### The task
Each line of the material holding the word "valide" must be identified and copied.

===== Data provided

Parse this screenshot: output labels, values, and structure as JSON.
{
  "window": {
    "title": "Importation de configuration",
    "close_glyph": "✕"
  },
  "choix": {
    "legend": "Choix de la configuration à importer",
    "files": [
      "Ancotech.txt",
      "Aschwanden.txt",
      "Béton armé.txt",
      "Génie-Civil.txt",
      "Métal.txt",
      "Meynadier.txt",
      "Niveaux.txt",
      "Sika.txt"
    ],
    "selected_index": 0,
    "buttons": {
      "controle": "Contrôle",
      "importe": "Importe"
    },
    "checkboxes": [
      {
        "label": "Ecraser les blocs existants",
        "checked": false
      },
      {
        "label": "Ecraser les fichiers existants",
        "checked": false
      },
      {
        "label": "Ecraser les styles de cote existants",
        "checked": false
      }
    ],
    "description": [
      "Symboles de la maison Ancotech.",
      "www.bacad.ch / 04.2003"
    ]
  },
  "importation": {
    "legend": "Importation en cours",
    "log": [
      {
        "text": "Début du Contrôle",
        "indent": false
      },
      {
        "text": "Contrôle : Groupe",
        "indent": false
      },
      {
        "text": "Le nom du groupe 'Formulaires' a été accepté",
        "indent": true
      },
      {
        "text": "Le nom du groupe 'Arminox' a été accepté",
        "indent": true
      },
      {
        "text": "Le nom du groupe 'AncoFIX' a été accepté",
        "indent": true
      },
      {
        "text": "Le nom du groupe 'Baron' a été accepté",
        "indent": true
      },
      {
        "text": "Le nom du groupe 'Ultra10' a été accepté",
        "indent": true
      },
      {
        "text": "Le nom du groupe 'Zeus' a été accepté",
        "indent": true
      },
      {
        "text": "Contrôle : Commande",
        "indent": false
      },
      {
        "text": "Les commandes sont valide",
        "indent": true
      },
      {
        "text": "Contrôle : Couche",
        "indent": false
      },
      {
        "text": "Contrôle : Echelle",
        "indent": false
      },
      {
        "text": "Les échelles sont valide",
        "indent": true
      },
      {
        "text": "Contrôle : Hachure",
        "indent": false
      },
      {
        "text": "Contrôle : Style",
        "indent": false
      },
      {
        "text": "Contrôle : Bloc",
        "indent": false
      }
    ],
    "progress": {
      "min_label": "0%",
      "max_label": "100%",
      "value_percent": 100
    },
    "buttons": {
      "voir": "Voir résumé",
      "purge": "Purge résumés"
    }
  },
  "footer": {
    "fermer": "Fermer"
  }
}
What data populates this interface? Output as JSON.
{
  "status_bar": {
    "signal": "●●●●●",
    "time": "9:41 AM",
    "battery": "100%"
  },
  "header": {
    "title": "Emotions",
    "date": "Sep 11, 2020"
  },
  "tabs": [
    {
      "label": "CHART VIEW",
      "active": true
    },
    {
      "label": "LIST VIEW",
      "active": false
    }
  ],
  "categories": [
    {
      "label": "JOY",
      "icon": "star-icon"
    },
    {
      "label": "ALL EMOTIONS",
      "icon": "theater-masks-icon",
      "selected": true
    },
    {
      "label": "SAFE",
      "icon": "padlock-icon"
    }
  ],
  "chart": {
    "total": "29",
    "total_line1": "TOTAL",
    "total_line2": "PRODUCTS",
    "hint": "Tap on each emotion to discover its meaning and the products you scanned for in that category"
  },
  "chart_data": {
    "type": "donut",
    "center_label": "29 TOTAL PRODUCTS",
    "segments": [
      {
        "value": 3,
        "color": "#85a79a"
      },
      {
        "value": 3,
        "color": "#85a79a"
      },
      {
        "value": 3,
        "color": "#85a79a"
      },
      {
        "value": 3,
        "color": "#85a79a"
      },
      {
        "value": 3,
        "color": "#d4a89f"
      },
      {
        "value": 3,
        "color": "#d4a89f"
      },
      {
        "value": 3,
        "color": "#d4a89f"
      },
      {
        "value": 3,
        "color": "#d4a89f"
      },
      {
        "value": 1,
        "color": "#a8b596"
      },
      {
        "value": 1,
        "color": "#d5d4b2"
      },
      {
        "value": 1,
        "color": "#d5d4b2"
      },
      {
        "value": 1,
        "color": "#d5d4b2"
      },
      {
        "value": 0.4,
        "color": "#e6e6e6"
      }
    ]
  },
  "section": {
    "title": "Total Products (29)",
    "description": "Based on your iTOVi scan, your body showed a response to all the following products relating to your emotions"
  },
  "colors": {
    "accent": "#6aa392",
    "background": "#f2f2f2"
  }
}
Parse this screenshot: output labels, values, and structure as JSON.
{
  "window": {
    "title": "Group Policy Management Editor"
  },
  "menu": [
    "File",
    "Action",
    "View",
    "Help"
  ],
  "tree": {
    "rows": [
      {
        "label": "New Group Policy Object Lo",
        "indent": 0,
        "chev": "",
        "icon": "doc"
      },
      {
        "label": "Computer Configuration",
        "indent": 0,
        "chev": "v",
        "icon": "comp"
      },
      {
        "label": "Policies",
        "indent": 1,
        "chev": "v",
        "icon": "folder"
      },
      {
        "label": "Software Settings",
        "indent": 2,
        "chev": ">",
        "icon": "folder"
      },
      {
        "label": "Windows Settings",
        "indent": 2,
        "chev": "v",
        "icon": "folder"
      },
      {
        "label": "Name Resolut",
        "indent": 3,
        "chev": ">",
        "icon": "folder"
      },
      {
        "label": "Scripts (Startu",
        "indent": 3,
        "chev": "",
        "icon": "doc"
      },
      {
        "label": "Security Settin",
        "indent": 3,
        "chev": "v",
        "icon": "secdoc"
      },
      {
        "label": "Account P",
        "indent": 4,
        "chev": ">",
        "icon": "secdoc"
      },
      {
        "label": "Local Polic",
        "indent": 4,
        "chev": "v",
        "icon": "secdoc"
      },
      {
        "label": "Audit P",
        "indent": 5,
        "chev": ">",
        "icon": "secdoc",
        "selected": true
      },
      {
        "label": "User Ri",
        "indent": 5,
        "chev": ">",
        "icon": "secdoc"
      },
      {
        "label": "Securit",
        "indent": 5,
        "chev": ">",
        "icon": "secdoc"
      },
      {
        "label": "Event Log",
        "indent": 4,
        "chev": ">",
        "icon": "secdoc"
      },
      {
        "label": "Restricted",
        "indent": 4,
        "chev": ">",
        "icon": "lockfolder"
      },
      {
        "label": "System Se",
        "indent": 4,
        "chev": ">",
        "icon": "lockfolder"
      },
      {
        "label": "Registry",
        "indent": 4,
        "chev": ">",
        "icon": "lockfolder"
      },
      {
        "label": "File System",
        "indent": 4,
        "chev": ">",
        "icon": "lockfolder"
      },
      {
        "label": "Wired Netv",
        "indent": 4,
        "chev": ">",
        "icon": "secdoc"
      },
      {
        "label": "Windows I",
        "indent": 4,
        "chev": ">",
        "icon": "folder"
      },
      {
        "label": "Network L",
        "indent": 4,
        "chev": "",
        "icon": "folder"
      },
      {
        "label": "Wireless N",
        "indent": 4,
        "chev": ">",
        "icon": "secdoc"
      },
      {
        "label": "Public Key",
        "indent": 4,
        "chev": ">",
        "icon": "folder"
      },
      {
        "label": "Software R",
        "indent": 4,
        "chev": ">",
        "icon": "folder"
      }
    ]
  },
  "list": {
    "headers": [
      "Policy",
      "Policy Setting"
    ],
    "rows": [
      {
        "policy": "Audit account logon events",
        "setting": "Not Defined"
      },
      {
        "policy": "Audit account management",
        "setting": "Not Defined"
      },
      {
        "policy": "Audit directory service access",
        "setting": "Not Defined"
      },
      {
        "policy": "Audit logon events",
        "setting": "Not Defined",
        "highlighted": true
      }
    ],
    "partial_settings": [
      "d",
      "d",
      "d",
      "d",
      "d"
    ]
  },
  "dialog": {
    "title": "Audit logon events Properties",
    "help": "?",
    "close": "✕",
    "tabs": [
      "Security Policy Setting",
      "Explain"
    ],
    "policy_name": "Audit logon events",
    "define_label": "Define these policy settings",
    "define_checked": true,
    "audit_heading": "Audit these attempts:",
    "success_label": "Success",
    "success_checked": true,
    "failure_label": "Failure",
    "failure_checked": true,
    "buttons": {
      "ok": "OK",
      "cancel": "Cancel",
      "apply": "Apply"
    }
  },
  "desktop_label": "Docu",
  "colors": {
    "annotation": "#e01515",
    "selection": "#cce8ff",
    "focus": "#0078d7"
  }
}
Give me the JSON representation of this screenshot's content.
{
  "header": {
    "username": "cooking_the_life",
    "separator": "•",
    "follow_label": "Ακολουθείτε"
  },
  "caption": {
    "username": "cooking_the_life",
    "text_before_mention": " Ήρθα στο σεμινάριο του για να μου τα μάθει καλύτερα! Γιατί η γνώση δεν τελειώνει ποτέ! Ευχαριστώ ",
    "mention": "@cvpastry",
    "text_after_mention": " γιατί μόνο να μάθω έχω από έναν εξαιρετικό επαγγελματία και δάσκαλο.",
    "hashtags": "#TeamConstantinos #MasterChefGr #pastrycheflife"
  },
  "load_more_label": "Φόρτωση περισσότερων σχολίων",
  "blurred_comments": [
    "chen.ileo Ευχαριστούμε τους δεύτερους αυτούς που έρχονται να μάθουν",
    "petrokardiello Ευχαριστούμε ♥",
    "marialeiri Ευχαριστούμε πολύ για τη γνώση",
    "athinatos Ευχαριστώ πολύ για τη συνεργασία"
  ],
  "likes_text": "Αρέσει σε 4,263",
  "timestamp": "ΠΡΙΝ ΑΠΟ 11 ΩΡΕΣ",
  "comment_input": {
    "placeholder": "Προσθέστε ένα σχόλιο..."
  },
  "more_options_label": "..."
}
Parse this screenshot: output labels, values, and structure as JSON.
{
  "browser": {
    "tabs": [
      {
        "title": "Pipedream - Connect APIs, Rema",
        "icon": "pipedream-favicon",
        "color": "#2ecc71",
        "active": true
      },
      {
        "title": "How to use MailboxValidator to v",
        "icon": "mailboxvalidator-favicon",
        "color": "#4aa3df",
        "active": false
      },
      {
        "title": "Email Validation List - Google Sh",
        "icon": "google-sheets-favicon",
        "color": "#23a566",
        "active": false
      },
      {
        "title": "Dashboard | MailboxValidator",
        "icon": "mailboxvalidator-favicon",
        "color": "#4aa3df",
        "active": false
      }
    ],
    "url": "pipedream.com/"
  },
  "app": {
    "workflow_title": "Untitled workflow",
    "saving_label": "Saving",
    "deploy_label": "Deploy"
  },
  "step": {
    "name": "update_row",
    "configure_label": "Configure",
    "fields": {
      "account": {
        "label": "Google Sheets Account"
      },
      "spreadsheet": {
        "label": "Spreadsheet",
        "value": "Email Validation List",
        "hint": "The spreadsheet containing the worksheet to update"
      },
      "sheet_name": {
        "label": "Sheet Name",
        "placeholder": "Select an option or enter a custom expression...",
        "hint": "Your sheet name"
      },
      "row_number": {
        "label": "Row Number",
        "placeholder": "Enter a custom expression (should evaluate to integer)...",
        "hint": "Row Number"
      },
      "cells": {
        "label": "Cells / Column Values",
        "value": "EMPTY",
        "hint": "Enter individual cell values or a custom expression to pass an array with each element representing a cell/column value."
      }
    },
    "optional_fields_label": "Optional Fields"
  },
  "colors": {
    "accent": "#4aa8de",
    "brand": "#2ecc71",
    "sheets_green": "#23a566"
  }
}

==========

### Solution for this task
        "text": "Les commandes sont valide",
        "text": "Les échelles sont valide",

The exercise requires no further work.